— Task to complete —
Records follow. Pull out every line that contains "name".

— Excerpts from an interface dataset —

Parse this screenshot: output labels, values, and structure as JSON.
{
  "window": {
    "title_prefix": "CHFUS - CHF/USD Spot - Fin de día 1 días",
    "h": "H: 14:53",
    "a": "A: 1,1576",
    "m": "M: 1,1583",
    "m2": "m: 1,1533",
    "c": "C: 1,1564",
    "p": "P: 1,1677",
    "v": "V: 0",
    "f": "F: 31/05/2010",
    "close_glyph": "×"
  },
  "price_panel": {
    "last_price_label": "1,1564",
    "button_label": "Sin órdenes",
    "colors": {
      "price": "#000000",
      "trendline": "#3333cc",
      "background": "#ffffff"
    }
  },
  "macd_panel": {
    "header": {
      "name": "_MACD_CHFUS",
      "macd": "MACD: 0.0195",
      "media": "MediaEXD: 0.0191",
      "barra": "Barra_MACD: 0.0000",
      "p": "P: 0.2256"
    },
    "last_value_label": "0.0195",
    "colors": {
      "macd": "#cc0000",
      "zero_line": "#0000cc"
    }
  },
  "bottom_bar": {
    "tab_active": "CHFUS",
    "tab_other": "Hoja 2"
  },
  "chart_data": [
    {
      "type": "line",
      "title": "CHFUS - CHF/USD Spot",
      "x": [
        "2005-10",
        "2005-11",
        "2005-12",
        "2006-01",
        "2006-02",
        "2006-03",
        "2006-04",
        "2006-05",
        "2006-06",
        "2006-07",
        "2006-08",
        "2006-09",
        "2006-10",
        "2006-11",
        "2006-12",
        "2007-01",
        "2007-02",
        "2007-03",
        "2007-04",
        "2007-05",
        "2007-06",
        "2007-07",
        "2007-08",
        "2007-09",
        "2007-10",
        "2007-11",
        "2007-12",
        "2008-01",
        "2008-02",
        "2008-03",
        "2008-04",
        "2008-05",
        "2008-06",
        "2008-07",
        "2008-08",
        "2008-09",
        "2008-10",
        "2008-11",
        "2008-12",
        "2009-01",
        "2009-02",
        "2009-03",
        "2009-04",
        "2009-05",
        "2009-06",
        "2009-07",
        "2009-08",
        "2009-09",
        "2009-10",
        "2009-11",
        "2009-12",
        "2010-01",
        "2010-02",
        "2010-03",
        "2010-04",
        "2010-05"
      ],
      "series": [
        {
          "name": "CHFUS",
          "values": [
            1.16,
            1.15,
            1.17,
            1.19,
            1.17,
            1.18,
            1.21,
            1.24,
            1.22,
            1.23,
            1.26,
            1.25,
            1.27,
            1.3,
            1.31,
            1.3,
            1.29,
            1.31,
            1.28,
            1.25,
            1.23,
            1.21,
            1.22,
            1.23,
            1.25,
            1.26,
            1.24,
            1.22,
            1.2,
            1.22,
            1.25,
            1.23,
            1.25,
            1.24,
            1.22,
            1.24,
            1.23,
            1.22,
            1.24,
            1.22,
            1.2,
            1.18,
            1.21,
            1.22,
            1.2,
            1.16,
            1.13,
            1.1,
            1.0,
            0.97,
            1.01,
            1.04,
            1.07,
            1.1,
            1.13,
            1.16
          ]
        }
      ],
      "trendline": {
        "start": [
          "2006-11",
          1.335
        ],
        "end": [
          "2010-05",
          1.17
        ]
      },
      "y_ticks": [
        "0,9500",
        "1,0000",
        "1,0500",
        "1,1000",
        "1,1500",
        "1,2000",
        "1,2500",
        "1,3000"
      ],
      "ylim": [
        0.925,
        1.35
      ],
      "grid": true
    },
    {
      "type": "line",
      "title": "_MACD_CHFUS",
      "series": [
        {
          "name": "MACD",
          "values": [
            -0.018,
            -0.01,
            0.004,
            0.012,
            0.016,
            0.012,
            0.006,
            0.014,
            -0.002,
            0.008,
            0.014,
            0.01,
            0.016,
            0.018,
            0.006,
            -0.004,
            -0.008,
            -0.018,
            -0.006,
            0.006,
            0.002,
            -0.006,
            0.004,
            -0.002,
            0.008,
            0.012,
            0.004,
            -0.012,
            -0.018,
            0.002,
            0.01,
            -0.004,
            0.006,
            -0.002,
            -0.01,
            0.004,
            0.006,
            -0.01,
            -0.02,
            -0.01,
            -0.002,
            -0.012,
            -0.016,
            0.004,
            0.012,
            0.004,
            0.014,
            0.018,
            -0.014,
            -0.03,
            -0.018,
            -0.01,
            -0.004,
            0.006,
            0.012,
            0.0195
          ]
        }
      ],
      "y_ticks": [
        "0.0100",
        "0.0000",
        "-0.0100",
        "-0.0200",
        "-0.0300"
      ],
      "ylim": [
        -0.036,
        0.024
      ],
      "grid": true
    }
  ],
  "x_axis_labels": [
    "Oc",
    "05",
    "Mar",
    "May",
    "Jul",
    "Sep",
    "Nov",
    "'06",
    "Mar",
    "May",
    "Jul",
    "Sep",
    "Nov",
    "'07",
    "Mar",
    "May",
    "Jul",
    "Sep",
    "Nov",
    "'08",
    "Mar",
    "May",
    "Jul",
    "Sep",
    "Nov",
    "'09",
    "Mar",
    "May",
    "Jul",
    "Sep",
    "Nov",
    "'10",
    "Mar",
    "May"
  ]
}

— Completed exercise —
      "name": "_MACD_CHFUS",
          "name": "CHFUS",
          "name": "MACD",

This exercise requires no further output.